About this task: Your answer should consist of the lines below that hold the word "text".

Extracted information:
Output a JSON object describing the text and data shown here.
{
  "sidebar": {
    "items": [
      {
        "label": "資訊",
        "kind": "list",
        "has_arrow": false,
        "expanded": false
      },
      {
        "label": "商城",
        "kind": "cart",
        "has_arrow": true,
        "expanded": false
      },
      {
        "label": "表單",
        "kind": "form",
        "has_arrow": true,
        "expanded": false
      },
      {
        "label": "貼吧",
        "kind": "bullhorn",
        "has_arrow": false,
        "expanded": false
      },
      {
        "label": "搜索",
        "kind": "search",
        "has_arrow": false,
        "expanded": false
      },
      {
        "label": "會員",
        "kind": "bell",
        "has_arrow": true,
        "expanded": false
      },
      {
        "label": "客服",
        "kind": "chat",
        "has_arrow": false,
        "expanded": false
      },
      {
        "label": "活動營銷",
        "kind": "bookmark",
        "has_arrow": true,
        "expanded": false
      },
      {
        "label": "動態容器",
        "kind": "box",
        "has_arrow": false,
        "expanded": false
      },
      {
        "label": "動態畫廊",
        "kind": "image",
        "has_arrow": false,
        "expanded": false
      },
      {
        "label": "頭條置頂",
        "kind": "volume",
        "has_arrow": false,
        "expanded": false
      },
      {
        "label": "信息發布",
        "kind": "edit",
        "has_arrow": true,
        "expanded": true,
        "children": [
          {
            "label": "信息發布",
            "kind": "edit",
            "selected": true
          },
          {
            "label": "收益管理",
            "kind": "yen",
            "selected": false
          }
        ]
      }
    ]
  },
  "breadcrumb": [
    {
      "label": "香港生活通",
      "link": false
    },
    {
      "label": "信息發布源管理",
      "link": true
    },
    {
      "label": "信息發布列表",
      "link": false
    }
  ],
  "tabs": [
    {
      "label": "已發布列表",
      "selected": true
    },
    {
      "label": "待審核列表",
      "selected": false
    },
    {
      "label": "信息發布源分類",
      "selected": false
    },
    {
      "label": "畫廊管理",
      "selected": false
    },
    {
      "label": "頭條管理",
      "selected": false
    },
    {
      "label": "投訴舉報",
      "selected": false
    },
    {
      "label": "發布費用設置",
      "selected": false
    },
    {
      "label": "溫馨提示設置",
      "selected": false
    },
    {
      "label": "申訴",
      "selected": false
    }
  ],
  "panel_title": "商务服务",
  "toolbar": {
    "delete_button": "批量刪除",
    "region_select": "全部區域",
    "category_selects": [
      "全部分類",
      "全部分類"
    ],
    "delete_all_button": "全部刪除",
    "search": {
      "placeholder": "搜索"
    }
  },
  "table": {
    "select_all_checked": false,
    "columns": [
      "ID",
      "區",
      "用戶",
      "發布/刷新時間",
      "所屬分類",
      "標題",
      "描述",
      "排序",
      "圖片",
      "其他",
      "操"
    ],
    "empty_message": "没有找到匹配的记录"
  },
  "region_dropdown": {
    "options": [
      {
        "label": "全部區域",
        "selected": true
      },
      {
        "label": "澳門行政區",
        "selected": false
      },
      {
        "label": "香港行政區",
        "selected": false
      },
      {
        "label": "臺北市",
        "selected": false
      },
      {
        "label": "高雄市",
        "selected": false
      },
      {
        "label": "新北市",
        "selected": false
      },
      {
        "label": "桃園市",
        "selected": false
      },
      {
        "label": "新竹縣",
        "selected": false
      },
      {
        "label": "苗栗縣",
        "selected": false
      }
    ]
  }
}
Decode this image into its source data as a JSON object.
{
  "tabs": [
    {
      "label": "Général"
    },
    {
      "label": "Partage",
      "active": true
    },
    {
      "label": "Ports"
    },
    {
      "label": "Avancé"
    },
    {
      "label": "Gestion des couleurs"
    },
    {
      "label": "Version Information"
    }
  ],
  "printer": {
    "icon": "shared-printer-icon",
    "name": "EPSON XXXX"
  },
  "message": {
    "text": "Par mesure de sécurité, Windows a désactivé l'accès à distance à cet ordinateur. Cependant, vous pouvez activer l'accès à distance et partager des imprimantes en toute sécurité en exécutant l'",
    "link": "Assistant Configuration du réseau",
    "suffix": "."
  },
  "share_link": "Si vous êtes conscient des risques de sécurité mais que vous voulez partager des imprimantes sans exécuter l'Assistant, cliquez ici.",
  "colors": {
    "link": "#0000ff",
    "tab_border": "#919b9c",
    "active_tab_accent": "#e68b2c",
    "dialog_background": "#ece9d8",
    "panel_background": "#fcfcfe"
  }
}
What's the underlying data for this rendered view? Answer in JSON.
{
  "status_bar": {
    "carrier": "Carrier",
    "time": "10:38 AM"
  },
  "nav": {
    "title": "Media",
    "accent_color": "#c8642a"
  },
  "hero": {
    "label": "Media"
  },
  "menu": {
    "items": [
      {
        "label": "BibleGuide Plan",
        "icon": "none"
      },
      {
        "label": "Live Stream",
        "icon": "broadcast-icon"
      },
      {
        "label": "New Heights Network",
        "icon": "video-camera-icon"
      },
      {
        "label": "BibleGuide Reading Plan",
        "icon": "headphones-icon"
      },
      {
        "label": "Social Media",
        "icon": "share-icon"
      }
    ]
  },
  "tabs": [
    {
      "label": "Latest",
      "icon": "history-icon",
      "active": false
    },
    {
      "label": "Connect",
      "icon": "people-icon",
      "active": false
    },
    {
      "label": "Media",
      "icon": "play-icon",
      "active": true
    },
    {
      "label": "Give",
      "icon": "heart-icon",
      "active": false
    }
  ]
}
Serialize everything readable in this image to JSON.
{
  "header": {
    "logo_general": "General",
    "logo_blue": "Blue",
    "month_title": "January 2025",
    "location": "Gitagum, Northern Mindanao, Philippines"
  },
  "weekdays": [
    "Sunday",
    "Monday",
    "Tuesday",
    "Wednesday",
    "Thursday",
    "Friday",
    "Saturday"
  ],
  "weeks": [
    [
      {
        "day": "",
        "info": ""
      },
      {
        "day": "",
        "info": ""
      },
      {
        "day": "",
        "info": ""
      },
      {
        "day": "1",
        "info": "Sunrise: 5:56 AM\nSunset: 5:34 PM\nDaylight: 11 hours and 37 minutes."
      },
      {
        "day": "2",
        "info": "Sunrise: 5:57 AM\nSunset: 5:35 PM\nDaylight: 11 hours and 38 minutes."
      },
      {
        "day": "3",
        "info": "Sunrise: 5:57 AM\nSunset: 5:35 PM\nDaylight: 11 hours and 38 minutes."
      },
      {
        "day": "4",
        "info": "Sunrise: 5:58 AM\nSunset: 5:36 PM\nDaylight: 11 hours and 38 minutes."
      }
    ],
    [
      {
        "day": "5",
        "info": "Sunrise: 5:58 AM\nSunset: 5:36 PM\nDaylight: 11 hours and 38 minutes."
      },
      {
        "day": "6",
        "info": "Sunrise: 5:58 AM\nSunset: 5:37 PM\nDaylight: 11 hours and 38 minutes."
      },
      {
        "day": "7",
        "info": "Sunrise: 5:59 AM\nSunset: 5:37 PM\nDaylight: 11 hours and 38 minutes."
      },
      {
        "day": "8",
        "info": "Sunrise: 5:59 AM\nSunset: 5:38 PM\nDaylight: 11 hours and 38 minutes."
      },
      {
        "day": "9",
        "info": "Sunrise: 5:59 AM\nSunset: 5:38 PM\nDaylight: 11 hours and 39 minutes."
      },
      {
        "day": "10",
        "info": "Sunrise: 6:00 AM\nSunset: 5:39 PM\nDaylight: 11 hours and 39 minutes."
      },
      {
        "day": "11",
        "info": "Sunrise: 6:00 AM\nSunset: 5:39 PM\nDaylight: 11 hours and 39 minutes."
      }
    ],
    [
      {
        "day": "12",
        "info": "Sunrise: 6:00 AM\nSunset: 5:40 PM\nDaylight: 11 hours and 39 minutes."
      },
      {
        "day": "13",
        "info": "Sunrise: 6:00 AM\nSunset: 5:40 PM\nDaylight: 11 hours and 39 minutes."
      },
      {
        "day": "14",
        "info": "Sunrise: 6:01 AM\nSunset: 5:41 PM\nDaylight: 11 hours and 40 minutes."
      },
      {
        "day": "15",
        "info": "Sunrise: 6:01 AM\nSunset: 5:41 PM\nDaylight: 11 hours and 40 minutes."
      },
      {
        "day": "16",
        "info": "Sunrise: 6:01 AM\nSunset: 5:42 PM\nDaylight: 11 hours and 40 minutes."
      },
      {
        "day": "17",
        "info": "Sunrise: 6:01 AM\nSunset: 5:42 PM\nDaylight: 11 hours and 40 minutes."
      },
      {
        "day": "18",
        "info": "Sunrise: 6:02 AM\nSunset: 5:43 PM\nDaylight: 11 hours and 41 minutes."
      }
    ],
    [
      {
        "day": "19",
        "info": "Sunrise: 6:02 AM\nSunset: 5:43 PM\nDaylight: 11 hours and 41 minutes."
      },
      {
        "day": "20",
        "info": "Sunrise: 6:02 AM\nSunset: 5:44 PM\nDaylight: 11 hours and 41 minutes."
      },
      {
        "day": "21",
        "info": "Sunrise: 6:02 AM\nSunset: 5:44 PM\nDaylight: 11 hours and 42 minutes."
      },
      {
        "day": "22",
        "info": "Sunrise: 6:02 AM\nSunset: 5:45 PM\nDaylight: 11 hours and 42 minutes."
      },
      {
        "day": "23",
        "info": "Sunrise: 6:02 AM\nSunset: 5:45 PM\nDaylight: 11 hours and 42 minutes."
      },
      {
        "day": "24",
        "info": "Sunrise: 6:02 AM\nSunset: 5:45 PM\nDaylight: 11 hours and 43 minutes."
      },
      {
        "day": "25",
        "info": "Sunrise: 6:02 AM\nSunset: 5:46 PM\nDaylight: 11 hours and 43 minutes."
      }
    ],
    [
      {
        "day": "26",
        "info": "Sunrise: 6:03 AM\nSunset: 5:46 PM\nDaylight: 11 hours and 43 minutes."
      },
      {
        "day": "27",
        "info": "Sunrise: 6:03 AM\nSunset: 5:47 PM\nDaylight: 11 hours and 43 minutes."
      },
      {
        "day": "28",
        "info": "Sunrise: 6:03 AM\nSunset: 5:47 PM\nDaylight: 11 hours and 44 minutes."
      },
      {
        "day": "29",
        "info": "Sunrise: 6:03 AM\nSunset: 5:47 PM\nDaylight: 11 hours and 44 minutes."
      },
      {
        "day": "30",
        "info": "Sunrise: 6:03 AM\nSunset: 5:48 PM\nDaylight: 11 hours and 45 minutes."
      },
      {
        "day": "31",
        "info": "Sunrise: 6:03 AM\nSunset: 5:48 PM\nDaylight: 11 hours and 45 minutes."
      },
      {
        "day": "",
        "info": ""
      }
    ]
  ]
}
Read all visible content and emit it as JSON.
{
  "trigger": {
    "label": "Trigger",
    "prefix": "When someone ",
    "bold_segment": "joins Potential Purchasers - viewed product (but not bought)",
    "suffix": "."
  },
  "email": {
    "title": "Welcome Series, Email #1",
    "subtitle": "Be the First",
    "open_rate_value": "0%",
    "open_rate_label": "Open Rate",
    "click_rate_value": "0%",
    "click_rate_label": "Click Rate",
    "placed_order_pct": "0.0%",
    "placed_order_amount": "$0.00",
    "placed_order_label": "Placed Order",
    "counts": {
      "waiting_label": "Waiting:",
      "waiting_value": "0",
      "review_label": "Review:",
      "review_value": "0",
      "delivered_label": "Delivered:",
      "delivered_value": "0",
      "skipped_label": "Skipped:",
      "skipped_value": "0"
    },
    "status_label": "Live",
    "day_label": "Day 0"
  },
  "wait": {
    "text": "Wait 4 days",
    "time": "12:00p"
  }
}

Written reply:
Output a JSON object describing the text and data shown here.
    "text": "Par mesure de sécurité, Windows a désactivé l'accès à distance à cet ordinateur. Cependant, vous pouvez activer l'accès à distance et partager des imprimantes en toute sécurité en exécutant l'",
    "text": "Wait 4 days",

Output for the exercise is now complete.